Vector Graphic Scalable Vector Graphics (.svg) Portable Document Format PDF, PDF/A-1, PDF/A-2 (.pdf)  
Video Lossless AVI (.avi) MPEG-1, MPEG-2 (.mpg, .mpeg) MPEG-4, H264 (.mp4) FLV (.flv)    
Audio WAVE (.wav) AIFF (.aiff)    
Computer Aided Design (CAD) AutoCAD DWG (Version 2000), DXF (.dfx, Release 12/14)    
Geographic Information MapInfo Interchange Format (.mif, .mid), alternatively Esri Shapefile (.shp + .shx + .dbf) for vector data, GeoTIFF for grid data    
Virtual Reality, 3D X3D (.x3d) OBJ (.obj) COLLADA (.dae) PLY (.ply) Virtual Reality Modeling Language (.vrml and .avi, .mpg, .jpeg) Universal 3D Format (.u3d and .avi, .mpg, .jpeg) STL (.stl and .jpeg) DXF (.dfx and .jpeg)  
Nuclear Magnetic Resonance (NMR)   device-specific data formats (Varian/Agilent, Bruker, Jeol) Often subject-specific/proprietary formats are used.
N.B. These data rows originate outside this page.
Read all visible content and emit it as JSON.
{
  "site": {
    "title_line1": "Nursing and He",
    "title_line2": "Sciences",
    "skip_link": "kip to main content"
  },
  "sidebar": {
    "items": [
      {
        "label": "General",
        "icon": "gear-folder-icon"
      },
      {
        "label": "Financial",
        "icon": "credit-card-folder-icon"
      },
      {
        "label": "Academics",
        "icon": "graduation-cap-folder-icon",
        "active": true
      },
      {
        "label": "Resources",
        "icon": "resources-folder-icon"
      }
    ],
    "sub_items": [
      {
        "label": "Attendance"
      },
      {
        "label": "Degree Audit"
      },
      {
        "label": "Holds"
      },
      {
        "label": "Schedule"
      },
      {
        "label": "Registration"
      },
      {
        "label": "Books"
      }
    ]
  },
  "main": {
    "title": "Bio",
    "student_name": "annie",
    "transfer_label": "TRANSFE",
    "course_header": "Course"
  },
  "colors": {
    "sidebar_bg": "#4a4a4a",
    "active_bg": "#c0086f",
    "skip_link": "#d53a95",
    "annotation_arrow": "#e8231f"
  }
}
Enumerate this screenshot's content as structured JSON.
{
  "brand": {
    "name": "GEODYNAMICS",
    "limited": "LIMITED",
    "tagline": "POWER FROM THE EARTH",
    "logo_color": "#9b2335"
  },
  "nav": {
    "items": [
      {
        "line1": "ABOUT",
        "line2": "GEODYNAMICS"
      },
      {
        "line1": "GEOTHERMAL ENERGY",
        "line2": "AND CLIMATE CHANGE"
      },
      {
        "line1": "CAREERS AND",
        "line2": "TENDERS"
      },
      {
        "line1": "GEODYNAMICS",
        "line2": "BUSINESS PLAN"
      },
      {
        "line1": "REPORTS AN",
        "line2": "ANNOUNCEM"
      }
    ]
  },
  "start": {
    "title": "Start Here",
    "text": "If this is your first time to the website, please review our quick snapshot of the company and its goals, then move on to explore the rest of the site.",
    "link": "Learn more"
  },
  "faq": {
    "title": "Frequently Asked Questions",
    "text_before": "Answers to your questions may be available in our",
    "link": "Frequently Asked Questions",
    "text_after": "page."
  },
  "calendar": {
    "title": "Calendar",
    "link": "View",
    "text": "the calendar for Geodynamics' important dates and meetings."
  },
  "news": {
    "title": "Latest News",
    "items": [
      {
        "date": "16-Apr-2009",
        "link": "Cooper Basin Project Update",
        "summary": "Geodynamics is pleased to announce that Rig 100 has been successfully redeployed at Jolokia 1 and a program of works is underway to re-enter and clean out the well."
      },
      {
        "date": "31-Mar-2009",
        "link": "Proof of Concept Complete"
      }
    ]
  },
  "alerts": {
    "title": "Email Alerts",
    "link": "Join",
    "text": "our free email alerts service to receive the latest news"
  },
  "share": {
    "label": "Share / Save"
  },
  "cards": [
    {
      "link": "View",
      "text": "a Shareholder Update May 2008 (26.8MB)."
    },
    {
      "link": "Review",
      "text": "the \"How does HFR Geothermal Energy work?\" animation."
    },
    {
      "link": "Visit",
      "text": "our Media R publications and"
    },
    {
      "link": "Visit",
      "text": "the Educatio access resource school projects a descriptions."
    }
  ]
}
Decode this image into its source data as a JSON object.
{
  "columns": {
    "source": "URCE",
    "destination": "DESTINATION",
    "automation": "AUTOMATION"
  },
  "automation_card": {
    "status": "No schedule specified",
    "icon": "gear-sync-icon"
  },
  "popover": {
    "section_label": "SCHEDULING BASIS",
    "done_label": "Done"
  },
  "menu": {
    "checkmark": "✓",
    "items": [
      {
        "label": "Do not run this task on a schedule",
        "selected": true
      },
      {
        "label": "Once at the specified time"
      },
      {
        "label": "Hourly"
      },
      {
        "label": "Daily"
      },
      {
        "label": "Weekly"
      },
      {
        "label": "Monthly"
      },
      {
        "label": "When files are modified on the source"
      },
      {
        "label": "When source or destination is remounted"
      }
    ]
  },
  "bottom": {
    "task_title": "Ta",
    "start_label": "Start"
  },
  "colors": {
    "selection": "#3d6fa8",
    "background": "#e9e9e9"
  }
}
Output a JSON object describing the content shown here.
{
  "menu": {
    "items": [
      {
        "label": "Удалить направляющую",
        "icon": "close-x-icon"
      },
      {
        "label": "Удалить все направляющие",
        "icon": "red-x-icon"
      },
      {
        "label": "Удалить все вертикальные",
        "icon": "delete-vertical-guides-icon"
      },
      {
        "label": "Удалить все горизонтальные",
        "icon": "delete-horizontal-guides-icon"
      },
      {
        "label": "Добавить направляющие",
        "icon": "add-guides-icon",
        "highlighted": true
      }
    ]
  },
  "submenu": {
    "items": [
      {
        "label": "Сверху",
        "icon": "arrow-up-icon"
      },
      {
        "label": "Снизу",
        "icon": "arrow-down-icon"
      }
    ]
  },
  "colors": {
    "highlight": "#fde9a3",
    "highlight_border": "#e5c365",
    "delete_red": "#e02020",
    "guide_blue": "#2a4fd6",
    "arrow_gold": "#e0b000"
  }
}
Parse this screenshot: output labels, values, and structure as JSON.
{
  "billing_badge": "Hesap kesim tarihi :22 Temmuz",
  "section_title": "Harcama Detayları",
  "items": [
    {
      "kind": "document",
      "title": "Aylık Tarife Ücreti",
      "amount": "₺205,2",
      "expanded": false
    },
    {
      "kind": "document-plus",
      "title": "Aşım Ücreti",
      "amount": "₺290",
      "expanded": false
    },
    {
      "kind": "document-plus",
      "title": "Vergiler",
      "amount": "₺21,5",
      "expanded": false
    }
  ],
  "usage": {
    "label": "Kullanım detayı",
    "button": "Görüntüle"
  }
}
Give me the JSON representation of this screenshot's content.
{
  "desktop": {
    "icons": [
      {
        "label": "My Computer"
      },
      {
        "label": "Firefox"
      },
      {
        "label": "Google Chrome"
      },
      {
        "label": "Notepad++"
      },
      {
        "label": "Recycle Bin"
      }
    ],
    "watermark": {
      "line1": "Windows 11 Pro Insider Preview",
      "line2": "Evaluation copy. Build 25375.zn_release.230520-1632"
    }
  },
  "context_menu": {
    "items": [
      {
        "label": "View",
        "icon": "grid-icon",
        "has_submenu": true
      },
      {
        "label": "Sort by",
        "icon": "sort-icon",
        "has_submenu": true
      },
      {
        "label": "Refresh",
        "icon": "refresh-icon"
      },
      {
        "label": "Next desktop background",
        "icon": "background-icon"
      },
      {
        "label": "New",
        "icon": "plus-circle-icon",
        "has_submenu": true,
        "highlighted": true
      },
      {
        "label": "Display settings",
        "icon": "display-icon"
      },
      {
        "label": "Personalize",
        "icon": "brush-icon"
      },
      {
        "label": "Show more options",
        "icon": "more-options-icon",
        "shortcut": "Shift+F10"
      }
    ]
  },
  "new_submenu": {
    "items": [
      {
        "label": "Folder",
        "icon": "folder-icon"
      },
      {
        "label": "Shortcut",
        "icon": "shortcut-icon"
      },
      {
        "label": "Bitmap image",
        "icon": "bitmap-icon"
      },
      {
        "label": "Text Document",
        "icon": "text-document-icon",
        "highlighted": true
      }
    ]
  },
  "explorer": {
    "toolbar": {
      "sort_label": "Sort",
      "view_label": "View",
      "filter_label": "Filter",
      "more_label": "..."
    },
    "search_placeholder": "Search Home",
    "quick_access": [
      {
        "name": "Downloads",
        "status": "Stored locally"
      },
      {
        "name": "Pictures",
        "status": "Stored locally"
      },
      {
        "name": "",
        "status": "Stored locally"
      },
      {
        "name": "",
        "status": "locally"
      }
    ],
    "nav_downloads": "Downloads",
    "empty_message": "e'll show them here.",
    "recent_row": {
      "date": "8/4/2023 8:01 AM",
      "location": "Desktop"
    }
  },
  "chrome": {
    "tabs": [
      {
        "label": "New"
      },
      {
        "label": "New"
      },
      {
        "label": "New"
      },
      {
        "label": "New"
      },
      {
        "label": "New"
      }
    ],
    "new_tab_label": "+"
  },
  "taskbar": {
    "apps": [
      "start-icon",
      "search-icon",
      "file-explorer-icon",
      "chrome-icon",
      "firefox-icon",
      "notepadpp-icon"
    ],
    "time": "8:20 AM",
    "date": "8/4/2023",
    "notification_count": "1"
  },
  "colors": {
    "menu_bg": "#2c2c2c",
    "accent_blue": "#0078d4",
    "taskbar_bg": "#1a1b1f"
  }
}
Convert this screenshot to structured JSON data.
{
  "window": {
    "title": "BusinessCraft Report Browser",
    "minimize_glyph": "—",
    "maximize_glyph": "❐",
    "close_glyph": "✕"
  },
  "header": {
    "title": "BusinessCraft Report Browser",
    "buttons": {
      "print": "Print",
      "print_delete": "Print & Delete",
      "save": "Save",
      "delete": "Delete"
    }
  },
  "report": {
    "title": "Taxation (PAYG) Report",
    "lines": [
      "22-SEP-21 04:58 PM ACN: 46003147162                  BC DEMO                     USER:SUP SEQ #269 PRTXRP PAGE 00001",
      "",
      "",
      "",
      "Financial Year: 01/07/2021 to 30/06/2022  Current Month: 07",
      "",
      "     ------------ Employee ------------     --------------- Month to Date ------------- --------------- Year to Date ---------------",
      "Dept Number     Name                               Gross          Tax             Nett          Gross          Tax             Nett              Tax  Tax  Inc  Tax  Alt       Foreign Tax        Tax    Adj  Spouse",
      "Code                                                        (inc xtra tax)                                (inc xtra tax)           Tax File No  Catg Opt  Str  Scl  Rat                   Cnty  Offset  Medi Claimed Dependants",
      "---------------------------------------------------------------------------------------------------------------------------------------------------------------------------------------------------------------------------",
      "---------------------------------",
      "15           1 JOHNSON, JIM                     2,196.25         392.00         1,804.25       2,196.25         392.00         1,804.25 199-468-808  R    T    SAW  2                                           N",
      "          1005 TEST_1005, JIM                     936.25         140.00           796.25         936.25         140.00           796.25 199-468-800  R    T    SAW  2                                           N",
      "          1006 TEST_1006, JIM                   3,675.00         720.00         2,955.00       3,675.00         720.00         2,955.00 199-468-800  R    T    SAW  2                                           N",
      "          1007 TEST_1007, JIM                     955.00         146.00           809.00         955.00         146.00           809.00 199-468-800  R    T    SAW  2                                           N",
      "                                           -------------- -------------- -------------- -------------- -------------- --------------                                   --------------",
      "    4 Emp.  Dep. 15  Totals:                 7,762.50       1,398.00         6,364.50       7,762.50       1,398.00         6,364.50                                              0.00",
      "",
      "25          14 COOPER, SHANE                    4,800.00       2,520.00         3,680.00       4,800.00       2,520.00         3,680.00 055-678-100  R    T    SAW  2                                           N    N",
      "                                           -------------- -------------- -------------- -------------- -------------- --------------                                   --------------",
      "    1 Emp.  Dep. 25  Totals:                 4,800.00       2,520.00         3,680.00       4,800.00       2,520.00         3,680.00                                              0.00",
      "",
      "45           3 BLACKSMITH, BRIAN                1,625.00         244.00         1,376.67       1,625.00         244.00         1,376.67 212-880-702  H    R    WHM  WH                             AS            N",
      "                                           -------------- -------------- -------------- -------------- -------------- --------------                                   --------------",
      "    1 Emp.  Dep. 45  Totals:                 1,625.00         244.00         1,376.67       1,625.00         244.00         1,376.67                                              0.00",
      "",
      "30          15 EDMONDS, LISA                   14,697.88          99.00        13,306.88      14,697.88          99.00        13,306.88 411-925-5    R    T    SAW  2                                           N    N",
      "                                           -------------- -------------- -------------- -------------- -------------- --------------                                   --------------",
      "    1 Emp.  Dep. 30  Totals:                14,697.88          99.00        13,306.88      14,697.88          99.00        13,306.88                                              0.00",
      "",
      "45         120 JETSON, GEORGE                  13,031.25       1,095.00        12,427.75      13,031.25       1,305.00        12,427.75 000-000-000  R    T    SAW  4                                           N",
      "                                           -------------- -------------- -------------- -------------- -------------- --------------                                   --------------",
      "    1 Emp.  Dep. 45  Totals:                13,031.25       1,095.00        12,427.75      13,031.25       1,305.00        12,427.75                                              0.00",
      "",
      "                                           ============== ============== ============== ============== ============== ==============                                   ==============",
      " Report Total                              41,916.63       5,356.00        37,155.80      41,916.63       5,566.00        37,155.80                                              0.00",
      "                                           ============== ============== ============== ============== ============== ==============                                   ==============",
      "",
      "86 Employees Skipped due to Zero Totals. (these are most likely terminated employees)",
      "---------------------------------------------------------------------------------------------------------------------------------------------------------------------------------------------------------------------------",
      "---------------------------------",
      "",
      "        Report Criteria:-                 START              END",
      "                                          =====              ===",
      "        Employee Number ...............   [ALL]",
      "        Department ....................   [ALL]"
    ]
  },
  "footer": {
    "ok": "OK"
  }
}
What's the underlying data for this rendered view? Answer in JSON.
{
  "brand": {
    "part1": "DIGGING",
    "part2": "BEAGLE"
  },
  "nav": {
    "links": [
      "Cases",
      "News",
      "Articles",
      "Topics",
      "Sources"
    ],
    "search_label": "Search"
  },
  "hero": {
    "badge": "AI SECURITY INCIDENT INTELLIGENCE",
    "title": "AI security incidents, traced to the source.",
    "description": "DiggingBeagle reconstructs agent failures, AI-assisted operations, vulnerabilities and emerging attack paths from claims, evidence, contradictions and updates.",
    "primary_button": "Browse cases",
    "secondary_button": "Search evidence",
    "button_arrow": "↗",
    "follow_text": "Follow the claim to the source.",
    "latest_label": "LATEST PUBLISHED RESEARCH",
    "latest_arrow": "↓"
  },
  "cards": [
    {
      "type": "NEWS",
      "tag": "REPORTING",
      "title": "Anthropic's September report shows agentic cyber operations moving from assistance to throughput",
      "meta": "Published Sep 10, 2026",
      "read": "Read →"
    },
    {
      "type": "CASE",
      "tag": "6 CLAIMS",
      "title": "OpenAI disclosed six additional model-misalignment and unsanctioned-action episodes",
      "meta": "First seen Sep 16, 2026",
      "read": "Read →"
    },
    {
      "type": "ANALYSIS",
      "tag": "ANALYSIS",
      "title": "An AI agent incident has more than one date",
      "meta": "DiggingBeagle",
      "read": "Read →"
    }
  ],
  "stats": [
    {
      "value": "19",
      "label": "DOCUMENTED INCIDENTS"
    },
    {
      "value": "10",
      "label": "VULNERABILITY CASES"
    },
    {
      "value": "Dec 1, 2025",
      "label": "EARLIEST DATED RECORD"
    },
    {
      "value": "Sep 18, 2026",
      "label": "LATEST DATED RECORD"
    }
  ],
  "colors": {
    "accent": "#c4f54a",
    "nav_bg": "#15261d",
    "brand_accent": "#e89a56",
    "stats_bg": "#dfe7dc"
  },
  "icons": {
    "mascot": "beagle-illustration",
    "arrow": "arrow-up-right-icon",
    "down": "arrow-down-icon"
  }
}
These are specified, for example, by a discipline-specific guideline/manufacturer. It is therefore necessary to use them in the relevant department.
Difference Gel Electrophoresis (2D-DIGE)   TIFF (.tif, .tiff) Gel Image (.gel) Often subject-specific/proprietary formats are used. These are specified, for example, by a discipline-specific guideline/manufacturer. It is therefore necessary to use them in the relevant department.

The suggestions are based on international standards such as recommendations of the Library of Congress and current developments in the field of research data management and are regularly reviewed and updated.